→ PROBLEM TO WORK ON
Which lines of the records contain "title"? Collect every one of them.

→ RECORDS FOR PROCESSING
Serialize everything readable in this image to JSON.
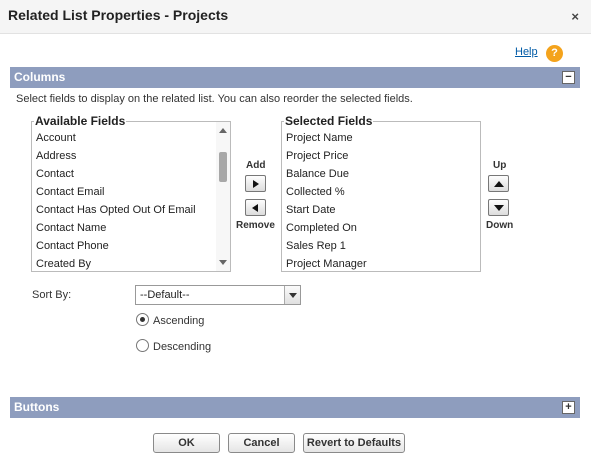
{
  "dialog": {
    "title": "Related List Properties - Projects",
    "close_glyph": "×",
    "help_label": "Help",
    "help_glyph": "?"
  },
  "columns_section": {
    "title": "Columns",
    "toggle_glyph": "−",
    "instructions": "Select fields to display on the related list. You can also reorder the selected fields."
  },
  "available": {
    "label": "Available Fields",
    "items": [
      "Account",
      "Address",
      "Contact",
      "Contact Email",
      "Contact Has Opted Out Of Email",
      "Contact Name",
      "Contact Phone",
      "Created By"
    ]
  },
  "selected": {
    "label": "Selected Fields",
    "items": [
      "Project Name",
      "Project Price",
      "Balance Due",
      "Collected %",
      "Start Date",
      "Completed On",
      "Sales Rep 1",
      "Project Manager"
    ]
  },
  "controls": {
    "add_label": "Add",
    "remove_label": "Remove",
    "up_label": "Up",
    "down_label": "Down"
  },
  "sort": {
    "label": "Sort By:",
    "value": "--Default--",
    "ascending_label": "Ascending",
    "descending_label": "Descending",
    "selected_order": "Ascending"
  },
  "buttons_section": {
    "title": "Buttons",
    "toggle_glyph": "+"
  },
  "footer": {
    "ok_label": "OK",
    "cancel_label": "Cancel",
    "revert_label": "Revert to Defaults"
  },
  "colors": {
    "section_bar": "#8e9dbe",
    "help_link": "#015ba7",
    "help_icon": "#f4a31c"
  }
}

→ ANSWER TO THIS EXERCISE
    "title": "Related List Properties - Projects",
    "title": "Columns",
    "title": "Buttons",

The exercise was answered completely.